**What the exercise asks**
Set the data down once more, in full and exactly.

**Supplied records**
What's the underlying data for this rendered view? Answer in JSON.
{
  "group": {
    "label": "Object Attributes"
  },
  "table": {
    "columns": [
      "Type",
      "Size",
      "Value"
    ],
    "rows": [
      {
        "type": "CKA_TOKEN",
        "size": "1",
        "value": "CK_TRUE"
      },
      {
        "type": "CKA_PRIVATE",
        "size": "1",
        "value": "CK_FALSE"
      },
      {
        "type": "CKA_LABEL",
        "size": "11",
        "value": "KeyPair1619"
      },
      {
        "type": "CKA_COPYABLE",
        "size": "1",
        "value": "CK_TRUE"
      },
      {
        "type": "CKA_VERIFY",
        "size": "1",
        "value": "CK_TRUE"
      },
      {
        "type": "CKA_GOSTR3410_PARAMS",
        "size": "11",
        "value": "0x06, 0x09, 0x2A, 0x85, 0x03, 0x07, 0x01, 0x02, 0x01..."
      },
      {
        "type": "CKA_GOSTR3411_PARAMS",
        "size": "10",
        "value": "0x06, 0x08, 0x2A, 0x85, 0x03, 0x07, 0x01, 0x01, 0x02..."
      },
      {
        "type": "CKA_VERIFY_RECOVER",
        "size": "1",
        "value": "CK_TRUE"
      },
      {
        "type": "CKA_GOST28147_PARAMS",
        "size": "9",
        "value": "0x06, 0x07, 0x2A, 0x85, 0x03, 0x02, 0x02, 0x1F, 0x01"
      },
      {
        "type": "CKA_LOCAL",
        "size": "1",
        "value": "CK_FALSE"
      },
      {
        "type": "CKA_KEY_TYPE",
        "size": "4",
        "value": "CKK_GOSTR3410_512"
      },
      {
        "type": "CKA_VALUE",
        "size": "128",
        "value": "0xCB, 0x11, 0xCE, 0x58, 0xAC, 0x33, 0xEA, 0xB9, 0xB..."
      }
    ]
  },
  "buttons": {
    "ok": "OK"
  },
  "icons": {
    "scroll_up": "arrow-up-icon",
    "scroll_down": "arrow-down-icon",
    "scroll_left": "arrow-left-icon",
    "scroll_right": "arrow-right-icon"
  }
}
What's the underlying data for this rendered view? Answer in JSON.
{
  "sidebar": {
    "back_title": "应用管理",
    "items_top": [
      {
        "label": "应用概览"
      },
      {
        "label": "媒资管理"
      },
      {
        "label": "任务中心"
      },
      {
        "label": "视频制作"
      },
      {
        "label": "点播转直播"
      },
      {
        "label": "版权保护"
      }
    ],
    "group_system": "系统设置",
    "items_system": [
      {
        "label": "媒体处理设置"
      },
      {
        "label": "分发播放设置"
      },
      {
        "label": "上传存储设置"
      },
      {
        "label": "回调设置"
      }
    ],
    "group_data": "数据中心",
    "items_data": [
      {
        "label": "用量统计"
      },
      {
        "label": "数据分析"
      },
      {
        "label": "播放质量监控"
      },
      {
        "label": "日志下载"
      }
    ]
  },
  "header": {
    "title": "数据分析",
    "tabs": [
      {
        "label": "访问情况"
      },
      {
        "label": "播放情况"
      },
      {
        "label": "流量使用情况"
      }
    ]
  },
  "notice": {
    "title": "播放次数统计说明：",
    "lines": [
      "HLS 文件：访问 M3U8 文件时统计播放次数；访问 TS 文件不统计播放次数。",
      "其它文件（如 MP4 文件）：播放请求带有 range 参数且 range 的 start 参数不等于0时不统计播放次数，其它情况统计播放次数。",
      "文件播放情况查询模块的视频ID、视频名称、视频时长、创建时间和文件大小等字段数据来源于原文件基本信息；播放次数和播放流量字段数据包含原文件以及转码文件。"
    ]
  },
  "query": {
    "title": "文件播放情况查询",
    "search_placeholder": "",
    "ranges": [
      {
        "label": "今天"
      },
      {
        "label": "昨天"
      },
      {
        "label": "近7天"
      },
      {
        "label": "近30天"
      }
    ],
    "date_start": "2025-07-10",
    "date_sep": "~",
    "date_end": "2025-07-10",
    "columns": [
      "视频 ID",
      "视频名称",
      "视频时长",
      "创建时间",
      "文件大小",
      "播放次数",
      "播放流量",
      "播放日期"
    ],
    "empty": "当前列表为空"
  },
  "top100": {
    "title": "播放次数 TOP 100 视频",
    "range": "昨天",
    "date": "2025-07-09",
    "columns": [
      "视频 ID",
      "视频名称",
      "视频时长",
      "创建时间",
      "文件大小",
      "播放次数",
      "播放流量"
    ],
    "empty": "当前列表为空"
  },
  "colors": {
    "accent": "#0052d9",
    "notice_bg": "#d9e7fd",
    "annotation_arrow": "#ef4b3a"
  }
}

**Task output**
What's the underlying data for this rendered view? Answer in JSON.
{
  "group": {
    "label": "Object Attributes"
  },
  "table": {
    "columns": [
      "Type",
      "Size",
      "Value"
    ],
    "rows": [
      {
        "type": "CKA_TOKEN",
        "size": "1",
        "value": "CK_TRUE"
      },
      {
        "type": "CKA_PRIVATE",
        "size": "1",
        "value": "CK_FALSE"
      },
      {
        "type": "CKA_LABEL",
        "size": "11",
        "value": "KeyPair1619"
      },
      {
        "type": "CKA_COPYABLE",
        "size": "1",
        "value": "CK_TRUE"
      },
      {
        "type": "CKA_VERIFY",
        "size": "1",
        "value": "CK_TRUE"
      },
      {
        "type": "CKA_GOSTR3410_PARAMS",
        "size": "11",
        "value": "0x06, 0x09, 0x2A, 0x85, 0x03, 0x07, 0x01, 0x02, 0x01..."
      },
      {
        "type": "CKA_GOSTR3411_PARAMS",
        "size": "10",
        "value": "0x06, 0x08, 0x2A, 0x85, 0x03, 0x07, 0x01, 0x01, 0x02..."
      },
      {
        "type": "CKA_VERIFY_RECOVER",
        "size": "1",
        "value": "CK_TRUE"
      },
      {
        "type": "CKA_GOST28147_PARAMS",
        "size": "9",
        "value": "0x06, 0x07, 0x2A, 0x85, 0x03, 0x02, 0x02, 0x1F, 0x01"
      },
      {
        "type": "CKA_LOCAL",
        "size": "1",
        "value": "CK_FALSE"
      },
      {
        "type": "CKA_KEY_TYPE",
        "size": "4",
        "value": "CKK_GOSTR3410_512"
      },
      {
        "type": "CKA_VALUE",
        "size": "128",
        "value": "0xCB, 0x11, 0xCE, 0x58, 0xAC, 0x33, 0xEA, 0xB9, 0xB..."
      }
    ]
  },
  "buttons": {
    "ok": "OK"
  },
  "icons": {
    "scroll_up": "arrow-up-icon",
    "scroll_down": "arrow-down-icon",
    "scroll_left": "arrow-left-icon",
    "scroll_right": "arrow-right-icon"
  }
}
What's the underlying data for this rendered view? Answer in JSON.
{
  "sidebar": {
    "back_title": "应用管理",
    "items_top": [
      {
        "label": "应用概览"
      },
      {
        "label": "媒资管理"
      },
      {
        "label": "任务中心"
      },
      {
        "label": "视频制作"
      },
      {
        "label": "点播转直播"
      },
      {
        "label": "版权保护"
      }
    ],
    "group_system": "系统设置",
    "items_system": [
      {
        "label": "媒体处理设置"
      },
      {
        "label": "分发播放设置"
      },
      {
        "label": "上传存储设置"
      },
      {
        "label": "回调设置"
      }
    ],
    "group_data": "数据中心",
    "items_data": [
      {
        "label": "用量统计"
      },
      {
        "label": "数据分析"
      },
      {
        "label": "播放质量监控"
      },
      {
        "label": "日志下载"
      }
    ]
  },
  "header": {
    "title": "数据分析",
    "tabs": [
      {
        "label": "访问情况"
      },
      {
        "label": "播放情况"
      },
      {
        "label": "流量使用情况"
      }
    ]
  },
  "notice": {
    "title": "播放次数统计说明：",
    "lines": [
      "HLS 文件：访问 M3U8 文件时统计播放次数；访问 TS 文件不统计播放次数。",
      "其它文件（如 MP4 文件）：播放请求带有 range 参数且 range 的 start 参数不等于0时不统计播放次数，其它情况统计播放次数。",
      "文件播放情况查询模块的视频ID、视频名称、视频时长、创建时间和文件大小等字段数据来源于原文件基本信息；播放次数和播放流量字段数据包含原文件以及转码文件。"
    ]
  },
  "query": {
    "title": "文件播放情况查询",
    "search_placeholder": "",
    "ranges": [
      {
        "label": "今天"
      },
      {
        "label": "昨天"
      },
      {
        "label": "近7天"
      },
      {
        "label": "近30天"
      }
    ],
    "date_start": "2025-07-10",
    "date_sep": "~",
    "date_end": "2025-07-10",
    "columns": [
      "视频 ID",
      "视频名称",
      "视频时长",
      "创建时间",
      "文件大小",
      "播放次数",
      "播放流量",
      "播放日期"
    ],
    "empty": "当前列表为空"
  },
  "top100": {
    "title": "播放次数 TOP 100 视频",
    "range": "昨天",
    "date": "2025-07-09",
    "columns": [
      "视频 ID",
      "视频名称",
      "视频时长",
      "创建时间",
      "文件大小",
      "播放次数",
      "播放流量"
    ],
    "empty": "当前列表为空"
  },
  "colors": {
    "accent": "#0052d9",
    "notice_bg": "#d9e7fd",
    "annotation_arrow": "#ef4b3a"
  }
}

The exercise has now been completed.